“Compared to what?” I replied and collapsed to the ground, drained of all energy to remain upright.
Rosalie and Gwen were too traumatized to continue with the rest of the expedition so after an emotional farewell where we exchanged contact information, they returned to Nairobi and eventually back to Australia. We also found out that the guide had reported our predicament to a Park Ranger that he passed on his descent who then notified the nearest army unit.
The rest of the journey was anticlimactic, but it did serve a useful purpose. Every night Bill and I would sit by the campfire and write about the incident on Point Lenana and much to our surprise, we turned out to be a pretty good writing team. Bill had an uncanny knack for dialogue and I was pretty good with plot, character development and description.
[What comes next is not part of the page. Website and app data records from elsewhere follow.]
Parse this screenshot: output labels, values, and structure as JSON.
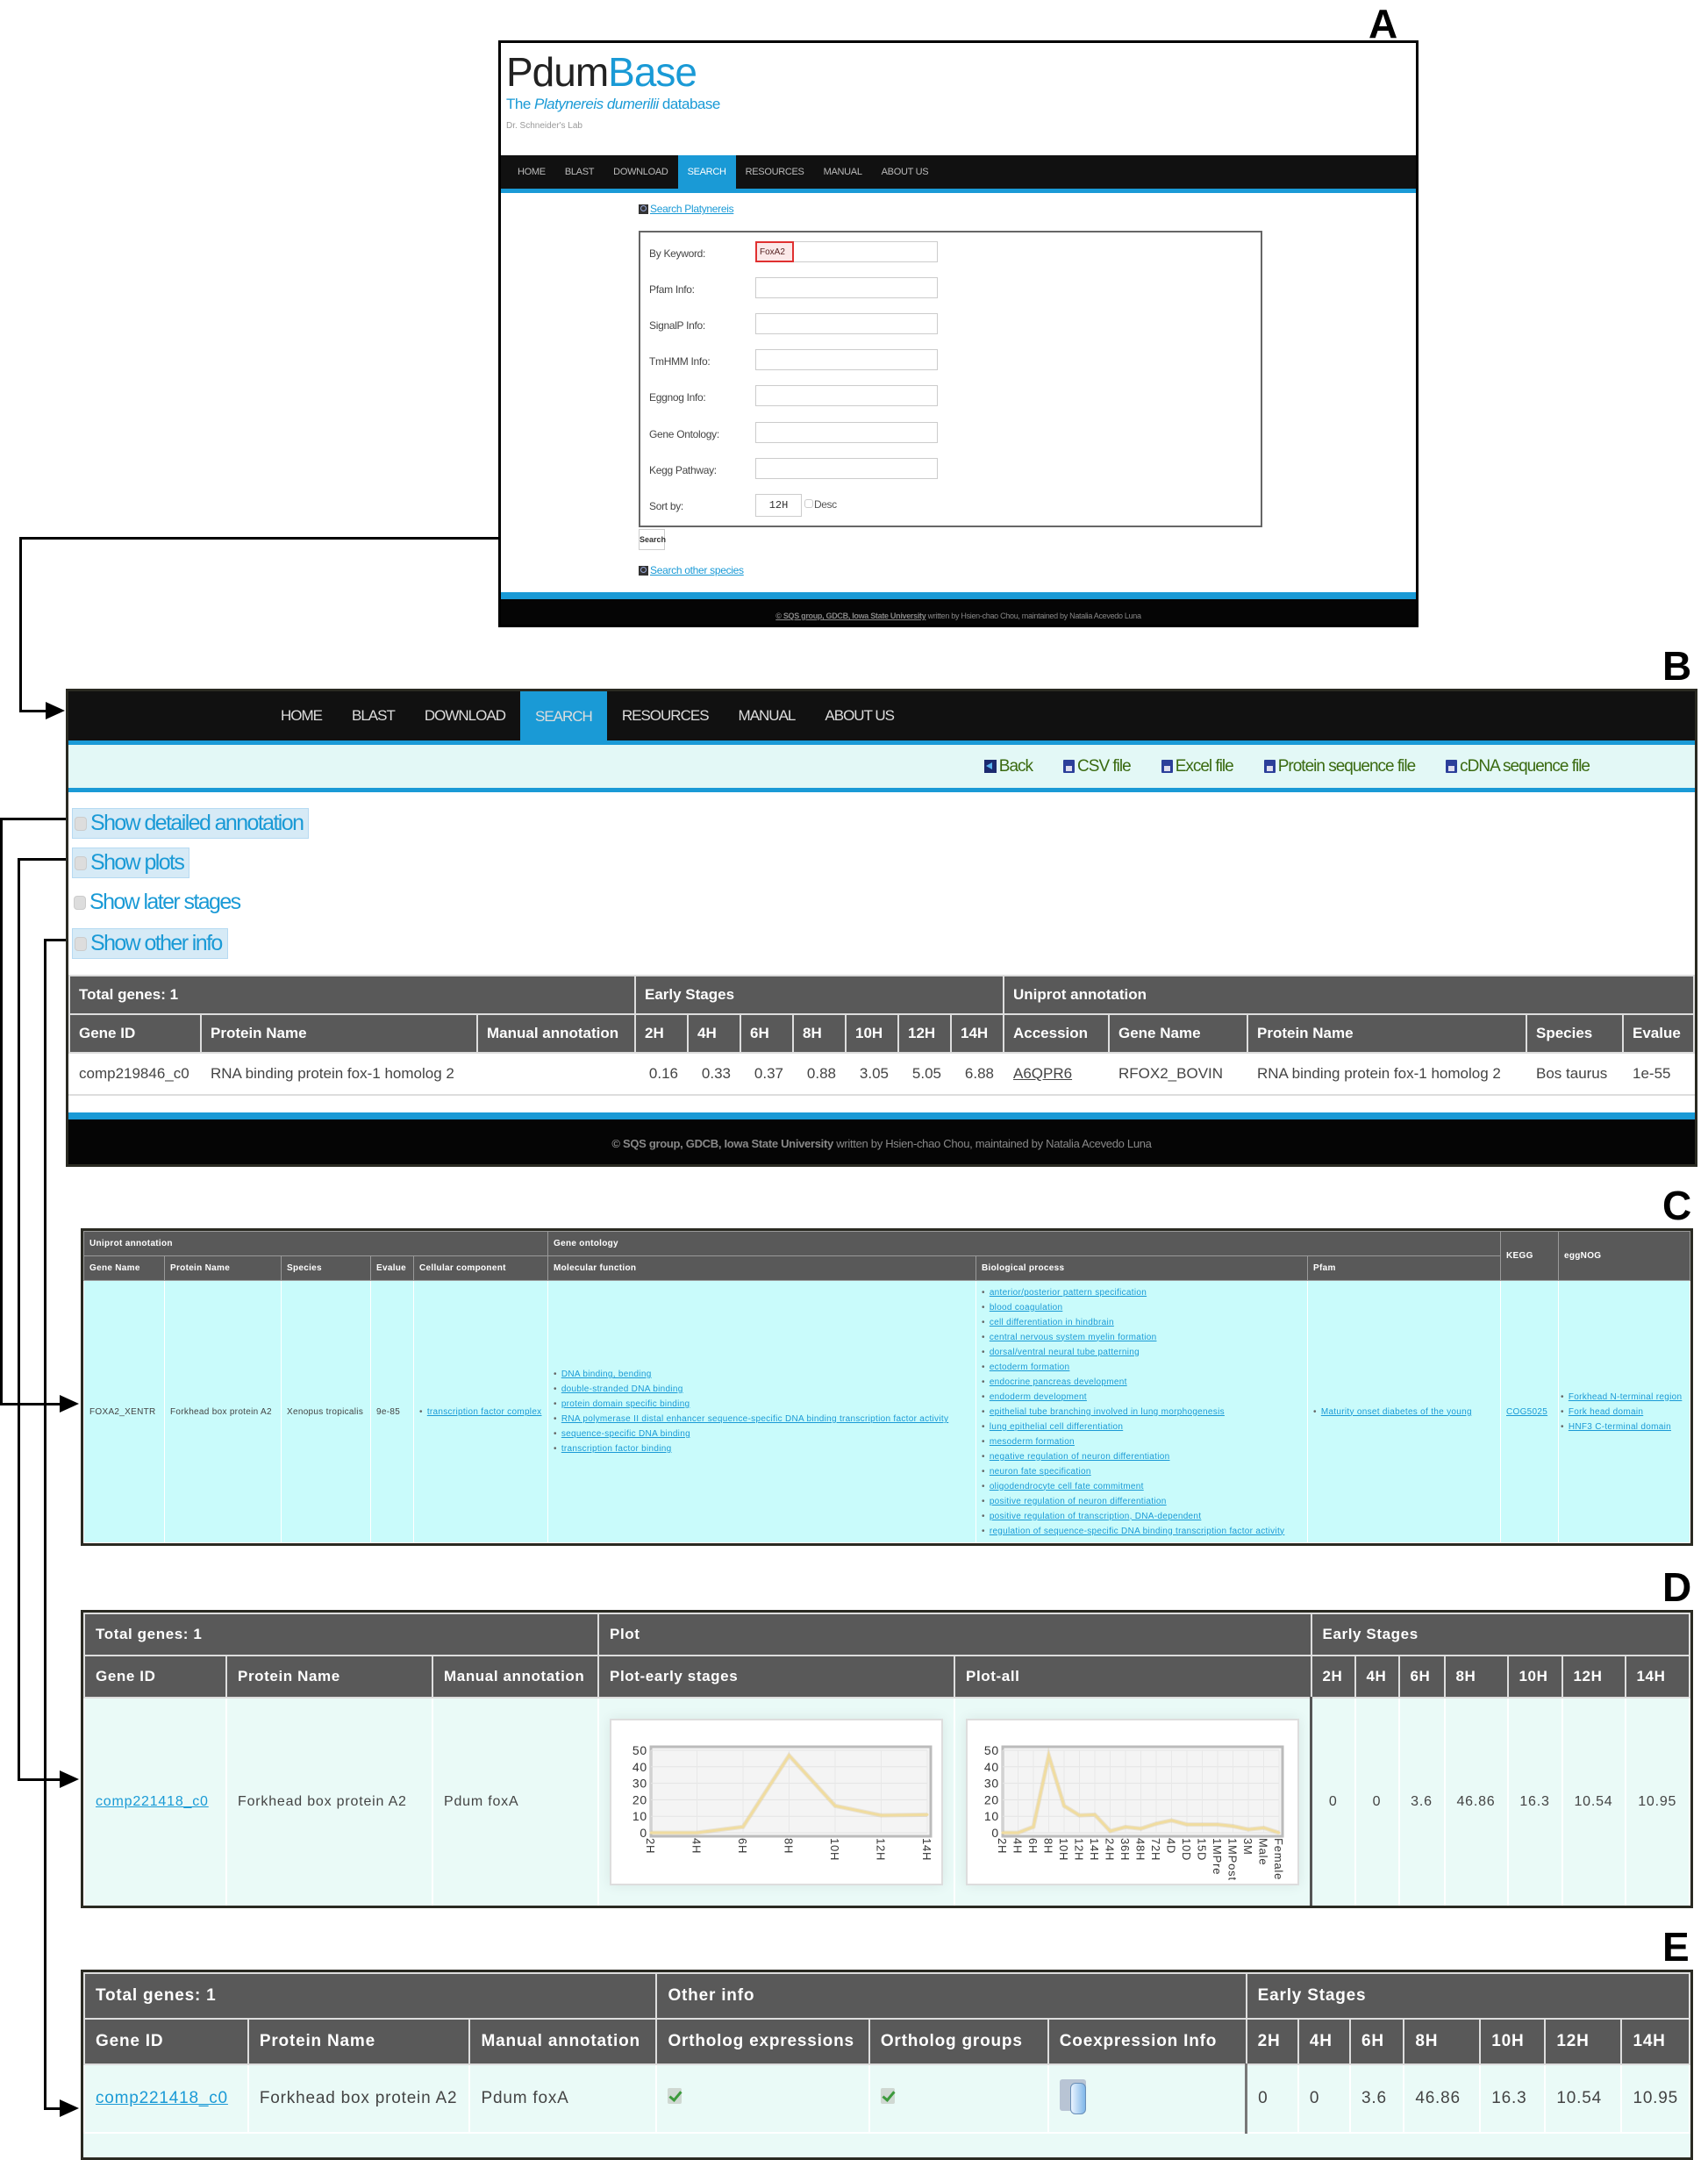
{
  "panel_labels": {
    "a": "A",
    "b": "B",
    "c": "C",
    "d": "D",
    "e": "E"
  },
  "site": {
    "brand_part1": "Pdum",
    "brand_part2": "Base",
    "tagline_pre": "The ",
    "tagline_species": "Platynereis dumerilii",
    "tagline_post": " database",
    "lab": "Dr. Schneider's Lab",
    "nav": [
      "HOME",
      "BLAST",
      "DOWNLOAD",
      "SEARCH",
      "RESOURCES",
      "MANUAL",
      "ABOUT US"
    ],
    "active_nav": "SEARCH",
    "footer_link": "© SQS group, GDCB, Iowa State University",
    "footer_text": " written by Hsien-chao Chou, maintained by Natalia Acevedo Luna"
  },
  "search_form": {
    "title_link": "Search Platynereis",
    "fields": [
      {
        "label": "By Keyword:",
        "value": "FoxA2"
      },
      {
        "label": "Pfam Info:",
        "value": ""
      },
      {
        "label": "SignalP Info:",
        "value": ""
      },
      {
        "label": "TmHMM Info:",
        "value": ""
      },
      {
        "label": "Eggnog Info:",
        "value": ""
      },
      {
        "label": "Gene Ontology:",
        "value": ""
      },
      {
        "label": "Kegg Pathway:",
        "value": ""
      }
    ],
    "sort_label": "Sort by:",
    "sort_value": "12H",
    "desc_label": "Desc",
    "desc_checked": false,
    "search_button": "Search",
    "other_link": "Search other species"
  },
  "results_page": {
    "downloads": [
      {
        "icon": "back-icon",
        "label": "Back"
      },
      {
        "icon": "disk-icon",
        "label": "CSV file"
      },
      {
        "icon": "disk-icon",
        "label": "Excel file"
      },
      {
        "icon": "disk-icon",
        "label": "Protein sequence file"
      },
      {
        "icon": "disk-icon",
        "label": "cDNA sequence file"
      }
    ],
    "toggles": [
      {
        "label": "Show detailed annotation",
        "highlighted": true
      },
      {
        "label": "Show plots",
        "highlighted": true
      },
      {
        "label": "Show later stages",
        "highlighted": false
      },
      {
        "label": "Show other info",
        "highlighted": true
      }
    ],
    "table": {
      "group_headers": [
        "Total genes: 1",
        "Early Stages",
        "Uniprot annotation"
      ],
      "columns": [
        "Gene ID",
        "Protein Name",
        "Manual annotation",
        "2H",
        "4H",
        "6H",
        "8H",
        "10H",
        "12H",
        "14H",
        "Accession",
        "Gene Name",
        "Protein Name",
        "Species",
        "Evalue"
      ],
      "row": {
        "gene_id": "comp219846_c0",
        "protein_name": "RNA binding protein fox-1 homolog 2",
        "manual_annotation": "",
        "stages": [
          "0.16",
          "0.33",
          "0.37",
          "0.88",
          "3.05",
          "5.05",
          "6.88"
        ],
        "accession": "A6QPR6",
        "gene_name": "RFOX2_BOVIN",
        "uniprot_protein_name": "RNA binding protein fox-1 homolog 2",
        "species": "Bos taurus",
        "evalue": "1e-55"
      }
    }
  },
  "detailed_annotation": {
    "group_headers": [
      "Uniprot annotation",
      "Gene ontology",
      "KEGG",
      "eggNOG"
    ],
    "columns": [
      "Gene Name",
      "Protein Name",
      "Species",
      "Evalue",
      "Cellular component",
      "Molecular function",
      "Biological process",
      "Pfam"
    ],
    "row": {
      "gene_name": "FOXA2_XENTR",
      "protein_name": "Forkhead box protein A2",
      "species": "Xenopus tropicalis",
      "evalue": "9e-85",
      "cellular_component": [
        "transcription factor complex"
      ],
      "molecular_function": [
        "DNA binding, bending",
        "double-stranded DNA binding",
        "protein domain specific binding",
        "RNA polymerase II distal enhancer sequence-specific DNA binding transcription factor activity",
        "sequence-specific DNA binding",
        "transcription factor binding"
      ],
      "biological_process": [
        "anterior/posterior pattern specification",
        "blood coagulation",
        "cell differentiation in hindbrain",
        "central nervous system myelin formation",
        "dorsal/ventral neural tube patterning",
        "ectoderm formation",
        "endocrine pancreas development",
        "endoderm development",
        "epithelial tube branching involved in lung morphogenesis",
        "lung epithelial cell differentiation",
        "mesoderm formation",
        "negative regulation of neuron differentiation",
        "neuron fate specification",
        "oligodendrocyte cell fate commitment",
        "positive regulation of neuron differentiation",
        "positive regulation of transcription, DNA-dependent",
        "regulation of sequence-specific DNA binding transcription factor activity"
      ],
      "pfam": [
        "Maturity onset diabetes of the young"
      ],
      "kegg": "COG5025",
      "eggnog": [
        "Forkhead N-terminal region",
        "Fork head domain",
        "HNF3 C-terminal domain"
      ]
    }
  },
  "plots_table": {
    "group_headers": [
      "Total genes: 1",
      "Plot",
      "Early Stages"
    ],
    "columns": [
      "Gene ID",
      "Protein Name",
      "Manual annotation",
      "Plot-early stages",
      "Plot-all",
      "2H",
      "4H",
      "6H",
      "8H",
      "10H",
      "12H",
      "14H"
    ],
    "row": {
      "gene_id": "comp221418_c0",
      "protein_name": "Forkhead box protein A2",
      "manual_annotation": "Pdum foxA",
      "stages": [
        "0",
        "0",
        "3.6",
        "46.86",
        "16.3",
        "10.54",
        "10.95"
      ]
    }
  },
  "other_info_table": {
    "group_headers": [
      "Total genes: 1",
      "Other info",
      "Early Stages"
    ],
    "columns": [
      "Gene ID",
      "Protein Name",
      "Manual annotation",
      "Ortholog expressions",
      "Ortholog groups",
      "Coexpression Info",
      "2H",
      "4H",
      "6H",
      "8H",
      "10H",
      "12H",
      "14H"
    ],
    "row": {
      "gene_id": "comp221418_c0",
      "protein_name": "Forkhead box protein A2",
      "manual_annotation": "Pdum foxA",
      "ortholog_expressions": "check-icon",
      "ortholog_groups": "check-icon",
      "coexpression_info": "database-icon",
      "stages": [
        "0",
        "0",
        "3.6",
        "46.86",
        "16.3",
        "10.54",
        "10.95"
      ]
    }
  },
  "chart_data": [
    {
      "type": "line",
      "title": "Plot-early stages",
      "categories": [
        "2H",
        "4H",
        "6H",
        "8H",
        "10H",
        "12H",
        "14H"
      ],
      "values": [
        0,
        0,
        3.6,
        46.86,
        16.3,
        10.54,
        10.95
      ],
      "yticks": [
        0,
        10,
        20,
        30,
        40,
        50
      ],
      "ylim": [
        0,
        50
      ],
      "grid": true,
      "line_color": "#f0dca0"
    },
    {
      "type": "line",
      "title": "Plot-all",
      "categories": [
        "2H",
        "4H",
        "6H",
        "8H",
        "10H",
        "12H",
        "14H",
        "24H",
        "36H",
        "48H",
        "72H",
        "4D",
        "10D",
        "15D",
        "1MPre",
        "1MPost",
        "3M",
        "Male",
        "Female"
      ],
      "values": [
        0,
        0,
        3.6,
        46.86,
        16.3,
        10.54,
        10.95,
        1,
        3.5,
        2.5,
        5.5,
        7.5,
        5,
        5,
        5,
        4,
        2,
        3,
        0
      ],
      "yticks": [
        0,
        10,
        20,
        30,
        40,
        50
      ],
      "ylim": [
        0,
        50
      ],
      "grid": true,
      "line_color": "#f0dca0"
    }
  ]
}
By the time we reached Dakar, Senegal, we had re-written the story numerous times in several notebooks until we were both completely satisfied with the final product. I went back to Italy with Bill where we found an American exchange student who typed our handwritten version. We took her advice and put it in both screenplay and short story format and sent copies to Rosalie and Gwen and I returned to Oceanside, California.
It was three months later and I had pretty much forgotten about our story when Bill contacted me and said somebody was interested in it. As luck would have it, Rosalie’s uncle was an executive with an Australian entertainment company so Bill met me in Sydney ten days later and we signed a contact with Gold Coast Films. Not only did the studio purchase the account of the rescue, but we were both hired as writers and technical advisors. Bill is a lot more photogenic than I am and much more comfortable in front of the camera, so he auditioned to play himself and got the part. I learned everything that I could about shooting a film while we were on locations that simulated the terrain of Africa. When the movie was released, it turned out to be very successful at the box office, it wasn’t a mega blockbuster by any means, but it opened several doors for Bill and me. Over the years, we continued to collaborate on our own projects and did numerous re-writes on other screenplays. I expanded into directing and producing and Bill became a major movie and television star in Australia.
We do our very best to make sure that our busy schedules are clear on the anniversary of the rescue. It is not about where we go or even what we do, it is just about remembering what happened on an African mountaintop called Point Lenana.